[Data about app and page elements]
+ + +

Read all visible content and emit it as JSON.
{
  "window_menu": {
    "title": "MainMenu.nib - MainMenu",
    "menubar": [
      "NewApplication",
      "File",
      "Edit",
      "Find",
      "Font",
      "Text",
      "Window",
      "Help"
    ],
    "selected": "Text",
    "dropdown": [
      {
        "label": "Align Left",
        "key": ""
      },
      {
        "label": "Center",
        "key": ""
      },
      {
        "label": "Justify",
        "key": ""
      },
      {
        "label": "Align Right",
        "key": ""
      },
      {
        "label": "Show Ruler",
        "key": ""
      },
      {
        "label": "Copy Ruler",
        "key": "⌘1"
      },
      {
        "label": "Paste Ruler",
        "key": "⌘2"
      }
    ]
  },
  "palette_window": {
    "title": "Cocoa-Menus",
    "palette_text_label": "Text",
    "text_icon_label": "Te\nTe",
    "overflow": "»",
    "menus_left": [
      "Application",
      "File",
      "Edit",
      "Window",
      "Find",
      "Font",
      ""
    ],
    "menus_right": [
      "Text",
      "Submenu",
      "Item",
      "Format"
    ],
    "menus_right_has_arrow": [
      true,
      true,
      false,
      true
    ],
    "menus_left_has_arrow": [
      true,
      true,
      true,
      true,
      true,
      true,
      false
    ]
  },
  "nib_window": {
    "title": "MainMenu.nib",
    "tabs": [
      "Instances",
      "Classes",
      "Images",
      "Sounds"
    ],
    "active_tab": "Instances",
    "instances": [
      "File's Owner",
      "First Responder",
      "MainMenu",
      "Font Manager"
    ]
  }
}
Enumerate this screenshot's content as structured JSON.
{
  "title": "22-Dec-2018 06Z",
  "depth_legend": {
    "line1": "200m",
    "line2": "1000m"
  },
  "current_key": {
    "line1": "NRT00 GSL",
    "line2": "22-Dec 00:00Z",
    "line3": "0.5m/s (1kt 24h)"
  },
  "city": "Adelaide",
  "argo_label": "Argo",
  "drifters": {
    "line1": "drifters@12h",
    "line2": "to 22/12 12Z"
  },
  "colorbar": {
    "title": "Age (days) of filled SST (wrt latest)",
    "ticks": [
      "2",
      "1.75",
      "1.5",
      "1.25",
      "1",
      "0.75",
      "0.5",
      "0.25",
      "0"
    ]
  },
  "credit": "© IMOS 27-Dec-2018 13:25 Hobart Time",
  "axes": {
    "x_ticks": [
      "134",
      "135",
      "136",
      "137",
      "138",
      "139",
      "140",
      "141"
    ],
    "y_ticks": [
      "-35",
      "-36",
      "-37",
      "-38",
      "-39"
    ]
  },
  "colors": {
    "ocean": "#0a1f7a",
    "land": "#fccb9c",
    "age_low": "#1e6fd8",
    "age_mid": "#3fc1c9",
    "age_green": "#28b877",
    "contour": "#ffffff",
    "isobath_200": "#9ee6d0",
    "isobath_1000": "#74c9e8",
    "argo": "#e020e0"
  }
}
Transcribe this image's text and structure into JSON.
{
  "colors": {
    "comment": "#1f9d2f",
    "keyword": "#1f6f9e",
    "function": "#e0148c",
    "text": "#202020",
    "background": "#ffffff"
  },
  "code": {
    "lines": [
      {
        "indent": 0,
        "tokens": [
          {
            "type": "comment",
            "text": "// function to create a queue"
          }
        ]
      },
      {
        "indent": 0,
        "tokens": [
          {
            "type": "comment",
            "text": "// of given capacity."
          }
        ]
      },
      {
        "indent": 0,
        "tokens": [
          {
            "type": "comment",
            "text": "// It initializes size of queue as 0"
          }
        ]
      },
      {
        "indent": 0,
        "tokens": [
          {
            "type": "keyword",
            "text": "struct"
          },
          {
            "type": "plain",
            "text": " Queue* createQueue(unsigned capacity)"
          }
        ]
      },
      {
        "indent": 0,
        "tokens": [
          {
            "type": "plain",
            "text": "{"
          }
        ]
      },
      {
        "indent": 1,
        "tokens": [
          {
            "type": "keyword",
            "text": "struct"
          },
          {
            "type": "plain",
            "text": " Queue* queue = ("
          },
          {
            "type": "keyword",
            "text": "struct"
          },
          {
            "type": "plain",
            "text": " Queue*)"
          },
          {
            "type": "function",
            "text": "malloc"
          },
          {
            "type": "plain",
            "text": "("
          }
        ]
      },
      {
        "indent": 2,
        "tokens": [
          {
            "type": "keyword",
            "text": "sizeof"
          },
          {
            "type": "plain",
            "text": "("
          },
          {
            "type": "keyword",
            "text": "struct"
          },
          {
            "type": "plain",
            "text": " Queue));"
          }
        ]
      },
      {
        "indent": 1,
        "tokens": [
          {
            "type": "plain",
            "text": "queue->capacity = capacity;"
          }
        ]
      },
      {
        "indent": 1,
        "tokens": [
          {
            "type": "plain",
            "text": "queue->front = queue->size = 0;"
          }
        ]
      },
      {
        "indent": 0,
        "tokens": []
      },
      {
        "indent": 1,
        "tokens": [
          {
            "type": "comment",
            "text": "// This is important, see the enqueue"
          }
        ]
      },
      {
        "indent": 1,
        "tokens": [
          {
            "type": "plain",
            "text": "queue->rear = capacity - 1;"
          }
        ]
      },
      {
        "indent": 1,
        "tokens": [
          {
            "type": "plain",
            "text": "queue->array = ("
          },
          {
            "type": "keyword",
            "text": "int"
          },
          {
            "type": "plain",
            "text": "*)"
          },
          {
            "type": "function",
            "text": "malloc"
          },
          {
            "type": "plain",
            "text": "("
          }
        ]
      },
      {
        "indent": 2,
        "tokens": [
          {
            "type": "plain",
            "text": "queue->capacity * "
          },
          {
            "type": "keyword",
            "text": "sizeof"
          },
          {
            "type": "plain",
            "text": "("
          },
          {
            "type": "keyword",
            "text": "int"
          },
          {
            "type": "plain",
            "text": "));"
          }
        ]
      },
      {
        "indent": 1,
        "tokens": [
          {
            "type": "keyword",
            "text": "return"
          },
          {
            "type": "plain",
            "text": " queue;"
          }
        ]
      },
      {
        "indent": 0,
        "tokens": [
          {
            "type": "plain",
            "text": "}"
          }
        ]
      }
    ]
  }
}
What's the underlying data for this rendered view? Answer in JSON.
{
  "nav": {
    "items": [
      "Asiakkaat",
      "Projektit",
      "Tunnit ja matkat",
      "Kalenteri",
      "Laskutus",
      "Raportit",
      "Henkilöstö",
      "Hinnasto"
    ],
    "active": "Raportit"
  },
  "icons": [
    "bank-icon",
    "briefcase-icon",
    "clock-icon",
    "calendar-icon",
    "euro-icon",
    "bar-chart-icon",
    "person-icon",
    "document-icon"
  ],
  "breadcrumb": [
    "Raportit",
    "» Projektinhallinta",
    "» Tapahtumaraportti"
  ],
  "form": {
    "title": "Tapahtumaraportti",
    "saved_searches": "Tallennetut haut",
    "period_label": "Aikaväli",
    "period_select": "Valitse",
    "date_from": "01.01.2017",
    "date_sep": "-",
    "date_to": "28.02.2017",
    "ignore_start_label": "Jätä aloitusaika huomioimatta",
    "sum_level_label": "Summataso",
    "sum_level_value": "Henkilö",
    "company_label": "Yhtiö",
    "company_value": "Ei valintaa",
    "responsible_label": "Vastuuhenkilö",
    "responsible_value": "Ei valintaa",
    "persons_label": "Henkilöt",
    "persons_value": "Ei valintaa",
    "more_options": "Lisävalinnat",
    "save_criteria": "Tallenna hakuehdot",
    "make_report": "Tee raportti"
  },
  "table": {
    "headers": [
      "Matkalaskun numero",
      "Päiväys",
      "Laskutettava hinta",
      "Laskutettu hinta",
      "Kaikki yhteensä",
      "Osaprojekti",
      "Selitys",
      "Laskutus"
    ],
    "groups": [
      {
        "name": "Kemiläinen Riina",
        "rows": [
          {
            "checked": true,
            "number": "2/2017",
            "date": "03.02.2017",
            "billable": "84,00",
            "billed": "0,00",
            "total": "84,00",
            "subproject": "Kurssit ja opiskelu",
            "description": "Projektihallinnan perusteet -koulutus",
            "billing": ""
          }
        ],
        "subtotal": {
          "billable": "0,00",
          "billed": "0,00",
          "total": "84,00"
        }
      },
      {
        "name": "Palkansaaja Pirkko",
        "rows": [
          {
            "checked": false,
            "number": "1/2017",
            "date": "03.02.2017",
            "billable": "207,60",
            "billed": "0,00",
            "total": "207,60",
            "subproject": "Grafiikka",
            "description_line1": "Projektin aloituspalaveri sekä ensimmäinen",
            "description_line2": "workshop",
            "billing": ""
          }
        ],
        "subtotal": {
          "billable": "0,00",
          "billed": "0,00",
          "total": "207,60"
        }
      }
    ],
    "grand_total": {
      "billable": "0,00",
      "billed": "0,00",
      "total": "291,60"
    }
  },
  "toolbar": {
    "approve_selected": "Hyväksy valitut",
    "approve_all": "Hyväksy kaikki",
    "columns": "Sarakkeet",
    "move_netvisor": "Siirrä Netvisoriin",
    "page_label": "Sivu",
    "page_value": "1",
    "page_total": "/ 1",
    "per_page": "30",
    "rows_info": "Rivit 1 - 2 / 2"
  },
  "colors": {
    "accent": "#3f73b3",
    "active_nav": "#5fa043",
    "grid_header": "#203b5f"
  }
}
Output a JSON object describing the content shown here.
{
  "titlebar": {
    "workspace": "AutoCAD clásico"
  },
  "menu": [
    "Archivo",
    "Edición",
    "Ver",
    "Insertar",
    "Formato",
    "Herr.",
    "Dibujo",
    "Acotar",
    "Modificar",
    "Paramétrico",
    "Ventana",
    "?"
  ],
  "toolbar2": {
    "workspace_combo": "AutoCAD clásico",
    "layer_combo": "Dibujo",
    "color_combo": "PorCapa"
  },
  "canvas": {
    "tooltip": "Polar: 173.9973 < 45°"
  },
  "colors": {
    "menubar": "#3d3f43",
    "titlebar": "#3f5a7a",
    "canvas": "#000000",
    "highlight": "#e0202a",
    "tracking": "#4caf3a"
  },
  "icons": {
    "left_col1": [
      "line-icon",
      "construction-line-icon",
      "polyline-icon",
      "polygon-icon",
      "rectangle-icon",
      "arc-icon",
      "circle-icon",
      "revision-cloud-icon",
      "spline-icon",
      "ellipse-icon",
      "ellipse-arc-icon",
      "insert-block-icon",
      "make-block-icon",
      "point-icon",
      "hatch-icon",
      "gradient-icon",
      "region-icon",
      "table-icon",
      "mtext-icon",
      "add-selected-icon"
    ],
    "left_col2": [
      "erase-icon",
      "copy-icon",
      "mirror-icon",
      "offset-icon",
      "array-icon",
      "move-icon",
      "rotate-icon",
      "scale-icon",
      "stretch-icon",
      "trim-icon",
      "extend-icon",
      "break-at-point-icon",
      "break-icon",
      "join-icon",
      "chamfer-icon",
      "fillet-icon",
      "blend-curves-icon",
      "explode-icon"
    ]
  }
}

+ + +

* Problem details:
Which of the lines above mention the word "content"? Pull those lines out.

* Answer section:
Read all visible content and emit it as JSON.
Enumerate this screenshot's content as structured JSON.
Output a JSON object describing the content shown here.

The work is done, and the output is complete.